|"The real problem is in giving the innumerable casual and informal dinners for which professionals are not only expensive, but inappropriate. The problem of limited equipment would not present great difficulty if the tendency of the age were toward a slower pace, but the opposite is the case; no one wants to be kept waiting a second at table, and the world of fashion is growing more impatient and critical instead of less." -- Emily Post, Etiquette|
Hostessing can be as much as a ten-person, ten-course sit-down dinner, or as small as a completely un-hyphenated beer on the front steps. Either event can be made as complicated or as simple as it is seen in the beholder’s eye.
“There’s a certain lady magic,” said my friend Cara once at a casual champagne brunch for 12, “that tells people when it’s time to stand up and help clear plates that I don’t have.”

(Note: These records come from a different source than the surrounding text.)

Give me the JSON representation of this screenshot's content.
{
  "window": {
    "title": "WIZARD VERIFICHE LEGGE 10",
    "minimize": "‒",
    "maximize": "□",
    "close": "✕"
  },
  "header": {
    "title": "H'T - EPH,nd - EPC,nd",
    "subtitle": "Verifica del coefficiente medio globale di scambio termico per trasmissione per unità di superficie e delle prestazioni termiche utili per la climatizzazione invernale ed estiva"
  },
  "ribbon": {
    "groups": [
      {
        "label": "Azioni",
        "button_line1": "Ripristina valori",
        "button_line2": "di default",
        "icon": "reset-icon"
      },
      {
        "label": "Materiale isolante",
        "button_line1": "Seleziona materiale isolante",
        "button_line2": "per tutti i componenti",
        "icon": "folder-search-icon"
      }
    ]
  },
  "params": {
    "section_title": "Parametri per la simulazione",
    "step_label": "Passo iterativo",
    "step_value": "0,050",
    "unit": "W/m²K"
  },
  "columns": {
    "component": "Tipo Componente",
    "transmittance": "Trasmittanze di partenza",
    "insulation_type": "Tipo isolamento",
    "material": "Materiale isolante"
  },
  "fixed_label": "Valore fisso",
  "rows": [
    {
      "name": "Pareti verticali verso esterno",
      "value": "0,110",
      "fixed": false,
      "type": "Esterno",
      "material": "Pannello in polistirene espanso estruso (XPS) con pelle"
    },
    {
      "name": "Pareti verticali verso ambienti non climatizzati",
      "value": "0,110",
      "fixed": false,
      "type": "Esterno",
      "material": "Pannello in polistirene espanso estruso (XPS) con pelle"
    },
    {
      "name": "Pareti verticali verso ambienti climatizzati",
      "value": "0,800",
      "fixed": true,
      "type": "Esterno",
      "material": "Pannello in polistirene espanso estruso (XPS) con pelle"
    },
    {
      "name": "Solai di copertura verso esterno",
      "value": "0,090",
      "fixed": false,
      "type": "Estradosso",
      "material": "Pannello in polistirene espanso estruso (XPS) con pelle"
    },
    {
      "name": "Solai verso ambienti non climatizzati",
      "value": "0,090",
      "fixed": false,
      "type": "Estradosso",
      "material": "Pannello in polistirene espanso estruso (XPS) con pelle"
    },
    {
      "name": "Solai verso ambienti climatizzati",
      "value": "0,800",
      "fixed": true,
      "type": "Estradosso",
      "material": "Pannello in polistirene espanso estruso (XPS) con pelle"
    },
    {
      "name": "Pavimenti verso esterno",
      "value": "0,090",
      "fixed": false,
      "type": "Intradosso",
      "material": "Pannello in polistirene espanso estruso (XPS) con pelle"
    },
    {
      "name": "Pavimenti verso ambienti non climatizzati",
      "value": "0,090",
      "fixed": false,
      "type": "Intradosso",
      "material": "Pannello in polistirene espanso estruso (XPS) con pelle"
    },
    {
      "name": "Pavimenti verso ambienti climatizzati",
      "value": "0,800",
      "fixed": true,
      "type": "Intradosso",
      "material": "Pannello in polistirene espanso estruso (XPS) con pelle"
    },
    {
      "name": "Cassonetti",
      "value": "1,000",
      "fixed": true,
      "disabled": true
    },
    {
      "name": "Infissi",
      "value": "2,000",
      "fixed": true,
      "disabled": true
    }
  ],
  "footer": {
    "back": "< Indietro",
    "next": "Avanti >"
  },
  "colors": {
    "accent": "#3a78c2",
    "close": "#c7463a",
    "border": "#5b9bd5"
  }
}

She may have been wrong about her own possession of it, but she was right that there’s a certain instinct, whether for ladies, gentleman or barbarians in aprons, that lets people know how to eat, drink and be appropriately merry in pleasant company.
If you feel that something missing in your nature or nurture precludes you from having people over to your studio, townhouse or mansion and hosting them comfortably, then welcome.
Hosts is the new sister site to Posts on Post, an urban etiquette guide for people living, commuting and socializing in a city that is far too often rude. In short, how to behave. Here, rather than day to day etiquette, I’ll provide easy, accessible ideas for hosting polite company, no matter how limited your equipment, resources or space.
As someone who loves to entertain, but also loves throwing clothes on the floor, I have stumbled upon every shortcut, trick and last minute quick-fix in the book, all while keeping everyone’s wine glass full. In my years spent as a Corporate event planner, bridesmaid and poor man’s socialite, I’ve learned to be detailed, thorough and to not sweat anything smaller than the house being actually, literally on fire.
I hope this will resonate with you, and that you’ll try out some of my ideas while sending me some of your own. And of course, if there’s anything I can get you while you’re here, don’t be shy.